Using the listing beneath this task, count the lines with the word "when" and write only the result.
+++ ENTRIES PROVIDED
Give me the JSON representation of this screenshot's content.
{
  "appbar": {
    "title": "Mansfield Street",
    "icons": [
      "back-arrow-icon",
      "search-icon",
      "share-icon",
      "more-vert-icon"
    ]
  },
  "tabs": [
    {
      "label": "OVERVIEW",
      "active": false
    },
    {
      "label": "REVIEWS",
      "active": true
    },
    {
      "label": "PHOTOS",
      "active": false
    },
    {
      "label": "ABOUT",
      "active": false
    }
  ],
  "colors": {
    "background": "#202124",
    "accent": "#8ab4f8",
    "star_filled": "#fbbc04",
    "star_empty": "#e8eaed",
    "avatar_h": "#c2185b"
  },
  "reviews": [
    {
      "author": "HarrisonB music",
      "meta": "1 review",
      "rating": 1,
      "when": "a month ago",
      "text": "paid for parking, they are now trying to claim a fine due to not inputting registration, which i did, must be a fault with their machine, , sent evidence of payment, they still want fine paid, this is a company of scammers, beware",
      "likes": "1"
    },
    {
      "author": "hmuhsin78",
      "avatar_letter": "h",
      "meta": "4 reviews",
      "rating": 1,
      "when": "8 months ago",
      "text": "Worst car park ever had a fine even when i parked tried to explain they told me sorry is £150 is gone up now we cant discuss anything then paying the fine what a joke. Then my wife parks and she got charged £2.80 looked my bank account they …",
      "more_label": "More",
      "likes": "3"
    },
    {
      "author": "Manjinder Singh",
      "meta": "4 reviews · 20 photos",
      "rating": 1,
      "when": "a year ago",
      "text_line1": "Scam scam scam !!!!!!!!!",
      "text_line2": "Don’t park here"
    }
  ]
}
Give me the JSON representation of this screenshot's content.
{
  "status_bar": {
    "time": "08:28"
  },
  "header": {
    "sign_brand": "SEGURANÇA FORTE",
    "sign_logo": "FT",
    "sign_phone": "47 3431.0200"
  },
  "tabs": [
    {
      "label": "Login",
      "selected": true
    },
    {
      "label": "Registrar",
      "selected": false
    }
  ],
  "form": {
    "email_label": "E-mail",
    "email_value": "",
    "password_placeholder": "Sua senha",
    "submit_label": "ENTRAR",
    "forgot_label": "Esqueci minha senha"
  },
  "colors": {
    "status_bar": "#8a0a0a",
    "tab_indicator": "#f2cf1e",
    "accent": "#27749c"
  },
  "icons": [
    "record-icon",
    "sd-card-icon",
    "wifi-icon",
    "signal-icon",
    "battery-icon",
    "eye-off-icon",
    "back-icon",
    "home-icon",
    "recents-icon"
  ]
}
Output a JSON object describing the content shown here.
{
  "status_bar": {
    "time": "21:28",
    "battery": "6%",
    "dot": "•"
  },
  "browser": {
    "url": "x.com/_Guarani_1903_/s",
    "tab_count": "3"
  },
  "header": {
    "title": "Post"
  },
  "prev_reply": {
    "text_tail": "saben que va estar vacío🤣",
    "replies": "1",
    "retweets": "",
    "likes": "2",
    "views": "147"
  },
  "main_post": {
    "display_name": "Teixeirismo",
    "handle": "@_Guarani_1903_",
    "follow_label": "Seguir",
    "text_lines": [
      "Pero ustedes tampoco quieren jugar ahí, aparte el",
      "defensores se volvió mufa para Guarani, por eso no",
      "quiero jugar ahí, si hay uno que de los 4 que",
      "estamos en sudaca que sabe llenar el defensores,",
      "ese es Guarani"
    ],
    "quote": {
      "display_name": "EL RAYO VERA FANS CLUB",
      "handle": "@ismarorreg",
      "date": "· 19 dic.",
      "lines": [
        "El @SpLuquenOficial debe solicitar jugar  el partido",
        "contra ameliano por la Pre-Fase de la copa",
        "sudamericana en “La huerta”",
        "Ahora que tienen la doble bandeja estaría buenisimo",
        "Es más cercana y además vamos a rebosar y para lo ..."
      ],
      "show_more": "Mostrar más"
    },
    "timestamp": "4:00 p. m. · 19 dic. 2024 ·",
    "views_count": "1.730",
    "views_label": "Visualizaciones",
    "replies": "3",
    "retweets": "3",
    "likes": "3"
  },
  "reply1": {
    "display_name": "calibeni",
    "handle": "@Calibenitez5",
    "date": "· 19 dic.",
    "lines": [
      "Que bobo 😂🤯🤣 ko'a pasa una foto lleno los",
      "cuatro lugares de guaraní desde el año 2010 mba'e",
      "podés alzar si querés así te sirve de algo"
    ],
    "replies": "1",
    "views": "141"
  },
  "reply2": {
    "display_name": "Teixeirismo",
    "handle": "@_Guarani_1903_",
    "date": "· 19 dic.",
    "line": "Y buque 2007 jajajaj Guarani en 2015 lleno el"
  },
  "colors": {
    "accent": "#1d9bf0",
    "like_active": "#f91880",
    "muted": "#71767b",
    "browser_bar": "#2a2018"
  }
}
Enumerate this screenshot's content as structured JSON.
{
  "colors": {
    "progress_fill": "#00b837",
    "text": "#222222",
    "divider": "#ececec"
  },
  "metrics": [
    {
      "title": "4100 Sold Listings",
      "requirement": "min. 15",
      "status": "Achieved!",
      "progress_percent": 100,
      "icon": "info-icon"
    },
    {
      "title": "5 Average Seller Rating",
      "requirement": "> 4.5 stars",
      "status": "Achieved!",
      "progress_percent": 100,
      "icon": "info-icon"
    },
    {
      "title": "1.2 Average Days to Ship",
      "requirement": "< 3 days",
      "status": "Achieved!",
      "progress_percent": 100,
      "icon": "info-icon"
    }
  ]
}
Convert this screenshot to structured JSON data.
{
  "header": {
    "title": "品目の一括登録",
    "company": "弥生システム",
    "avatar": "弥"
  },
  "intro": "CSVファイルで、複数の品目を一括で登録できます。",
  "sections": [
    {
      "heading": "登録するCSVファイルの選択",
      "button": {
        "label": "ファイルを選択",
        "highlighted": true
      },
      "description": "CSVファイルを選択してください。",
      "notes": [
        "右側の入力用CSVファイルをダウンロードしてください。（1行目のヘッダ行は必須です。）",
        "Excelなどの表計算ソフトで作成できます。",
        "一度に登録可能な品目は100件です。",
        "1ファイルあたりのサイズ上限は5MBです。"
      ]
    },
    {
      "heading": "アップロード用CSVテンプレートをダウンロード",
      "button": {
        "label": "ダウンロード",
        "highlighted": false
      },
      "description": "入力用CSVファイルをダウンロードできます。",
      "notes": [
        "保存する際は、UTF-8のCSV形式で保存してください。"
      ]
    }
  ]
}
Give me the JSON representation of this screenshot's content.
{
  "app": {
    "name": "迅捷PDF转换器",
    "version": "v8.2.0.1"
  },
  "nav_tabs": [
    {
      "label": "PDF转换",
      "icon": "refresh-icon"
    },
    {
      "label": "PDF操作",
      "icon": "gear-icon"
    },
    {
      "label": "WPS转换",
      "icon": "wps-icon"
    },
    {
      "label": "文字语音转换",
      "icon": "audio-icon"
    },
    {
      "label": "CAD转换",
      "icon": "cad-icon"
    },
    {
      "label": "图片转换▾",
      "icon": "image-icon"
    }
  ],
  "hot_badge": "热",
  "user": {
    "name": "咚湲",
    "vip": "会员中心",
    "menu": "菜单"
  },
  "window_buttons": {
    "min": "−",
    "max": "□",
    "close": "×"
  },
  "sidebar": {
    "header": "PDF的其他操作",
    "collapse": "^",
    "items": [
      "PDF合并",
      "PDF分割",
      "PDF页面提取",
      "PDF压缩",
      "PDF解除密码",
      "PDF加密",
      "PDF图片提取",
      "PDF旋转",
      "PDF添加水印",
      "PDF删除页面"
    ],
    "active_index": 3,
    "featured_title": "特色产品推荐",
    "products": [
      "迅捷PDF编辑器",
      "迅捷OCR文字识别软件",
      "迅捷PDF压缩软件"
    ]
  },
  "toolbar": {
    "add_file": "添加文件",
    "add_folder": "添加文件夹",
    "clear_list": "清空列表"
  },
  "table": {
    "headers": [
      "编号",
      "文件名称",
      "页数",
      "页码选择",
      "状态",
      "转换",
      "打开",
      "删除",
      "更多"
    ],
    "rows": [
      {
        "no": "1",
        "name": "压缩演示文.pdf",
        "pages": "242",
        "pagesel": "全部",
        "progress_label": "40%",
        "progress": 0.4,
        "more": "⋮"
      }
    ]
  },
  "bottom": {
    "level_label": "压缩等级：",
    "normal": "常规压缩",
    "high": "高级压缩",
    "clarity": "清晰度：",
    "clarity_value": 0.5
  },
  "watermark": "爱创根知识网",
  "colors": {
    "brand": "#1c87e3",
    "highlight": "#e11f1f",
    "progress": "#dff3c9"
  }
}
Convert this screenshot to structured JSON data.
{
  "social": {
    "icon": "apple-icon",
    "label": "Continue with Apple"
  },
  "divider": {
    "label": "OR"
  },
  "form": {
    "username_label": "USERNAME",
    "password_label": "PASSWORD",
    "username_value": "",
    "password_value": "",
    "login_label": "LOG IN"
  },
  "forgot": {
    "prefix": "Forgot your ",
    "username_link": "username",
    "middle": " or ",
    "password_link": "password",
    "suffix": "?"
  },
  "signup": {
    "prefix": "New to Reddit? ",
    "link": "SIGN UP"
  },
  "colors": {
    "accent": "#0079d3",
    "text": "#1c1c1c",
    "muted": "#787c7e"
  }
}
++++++
RESULT
4